PROBLEM REQUIREMENTS: Output every record word for word, minus the pictures.

PROVIDED ENTRIES:
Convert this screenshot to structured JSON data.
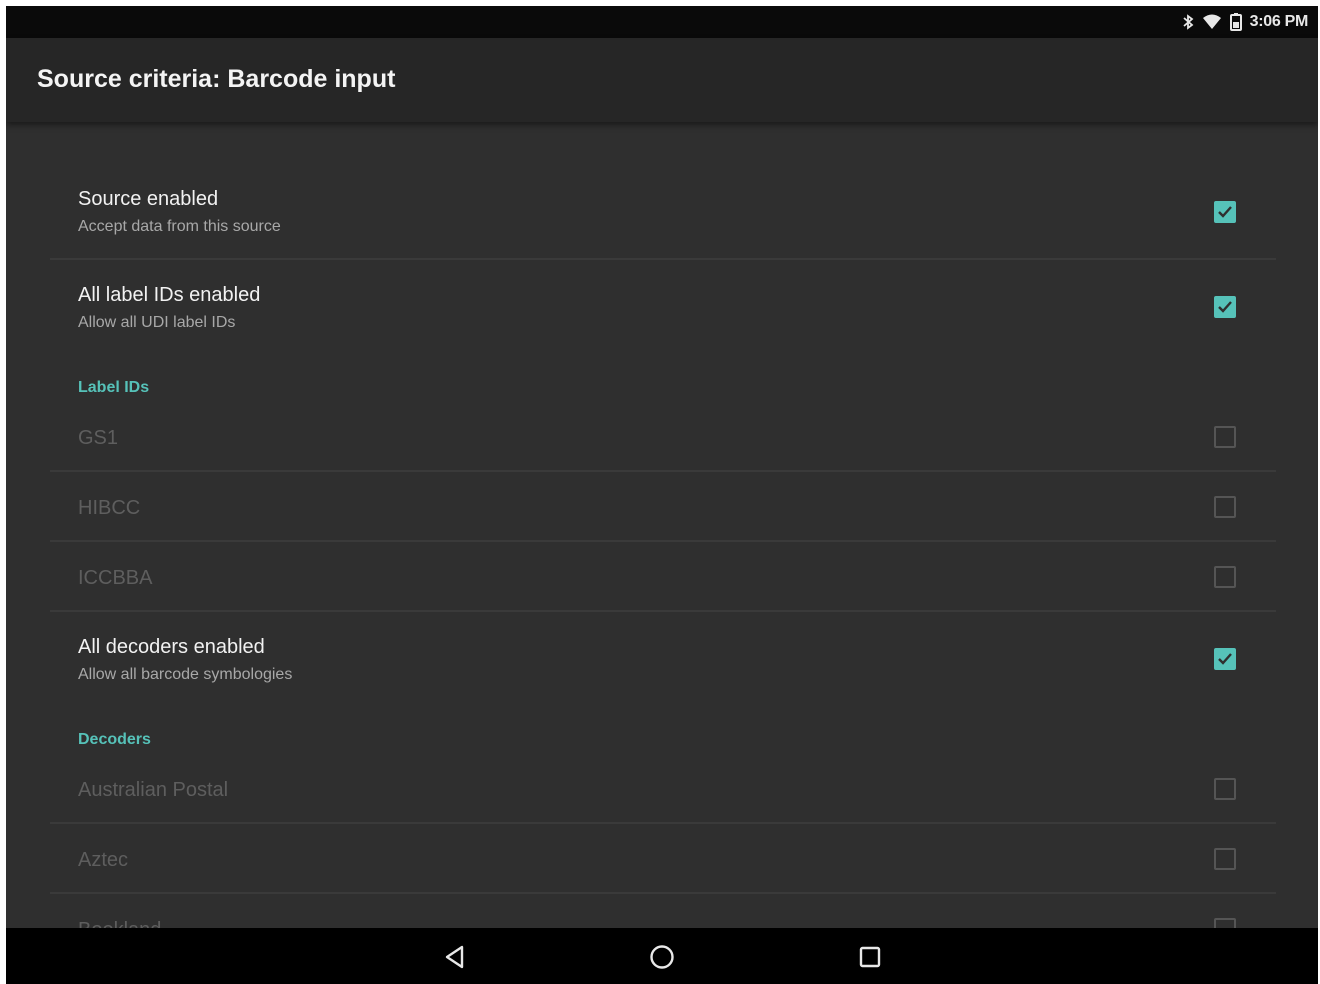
{
  "status_bar": {
    "time": "3:06 PM",
    "icons": [
      "bluetooth-icon",
      "wifi-icon",
      "battery-icon"
    ]
  },
  "app_bar": {
    "title": "Source criteria: Barcode input"
  },
  "preferences": [
    {
      "kind": "switch",
      "title": "Source enabled",
      "summary": "Accept data from this source",
      "checked": true,
      "enabled": true
    },
    {
      "kind": "switch",
      "title": "All label IDs enabled",
      "summary": "Allow all UDI label IDs",
      "checked": true,
      "enabled": true
    },
    {
      "kind": "category",
      "title": "Label IDs"
    },
    {
      "kind": "switch",
      "title": "GS1",
      "checked": false,
      "enabled": false
    },
    {
      "kind": "switch",
      "title": "HIBCC",
      "checked": false,
      "enabled": false
    },
    {
      "kind": "switch",
      "title": "ICCBBA",
      "checked": false,
      "enabled": false
    },
    {
      "kind": "switch",
      "title": "All decoders enabled",
      "summary": "Allow all barcode symbologies",
      "checked": true,
      "enabled": true
    },
    {
      "kind": "category",
      "title": "Decoders"
    },
    {
      "kind": "switch",
      "title": "Australian Postal",
      "checked": false,
      "enabled": false
    },
    {
      "kind": "switch",
      "title": "Aztec",
      "checked": false,
      "enabled": false
    },
    {
      "kind": "switch",
      "title": "Bookland",
      "checked": false,
      "enabled": false
    }
  ],
  "nav_bar": {
    "buttons": [
      "back-icon",
      "home-icon",
      "recents-icon"
    ]
  },
  "colors": {
    "accent": "#56c2b9",
    "background": "#2f2f2f",
    "app_bar": "#262626",
    "status_bar": "#0a0a0a",
    "nav_bar": "#000000"
  }
}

EXPECTED ANSWER:
Convert this screenshot to structured JSON data.
{
  "status_bar": {
    "time": "3:06 PM",
    "icons": [
      "bluetooth-icon",
      "wifi-icon",
      "battery-icon"
    ]
  },
  "app_bar": {
    "title": "Source criteria: Barcode input"
  },
  "preferences": [
    {
      "kind": "switch",
      "title": "Source enabled",
      "summary": "Accept data from this source",
      "checked": true,
      "enabled": true
    },
    {
      "kind": "switch",
      "title": "All label IDs enabled",
      "summary": "Allow all UDI label IDs",
      "checked": true,
      "enabled": true
    },
    {
      "kind": "category",
      "title": "Label IDs"
    },
    {
      "kind": "switch",
      "title": "GS1",
      "checked": false,
      "enabled": false
    },
    {
      "kind": "switch",
      "title": "HIBCC",
      "checked": false,
      "enabled": false
    },
    {
      "kind": "switch",
      "title": "ICCBBA",
      "checked": false,
      "enabled": false
    },
    {
      "kind": "switch",
      "title": "All decoders enabled",
      "summary": "Allow all barcode symbologies",
      "checked": true,
      "enabled": true
    },
    {
      "kind": "category",
      "title": "Decoders"
    },
    {
      "kind": "switch",
      "title": "Australian Postal",
      "checked": false,
      "enabled": false
    },
    {
      "kind": "switch",
      "title": "Aztec",
      "checked": false,
      "enabled": false
    },
    {
      "kind": "switch",
      "title": "Bookland",
      "checked": false,
      "enabled": false
    }
  ],
  "nav_bar": {
    "buttons": [
      "back-icon",
      "home-icon",
      "recents-icon"
    ]
  },
  "colors": {
    "accent": "#56c2b9",
    "background": "#2f2f2f",
    "app_bar": "#262626",
    "status_bar": "#0a0a0a",
    "nav_bar": "#000000"
  }
}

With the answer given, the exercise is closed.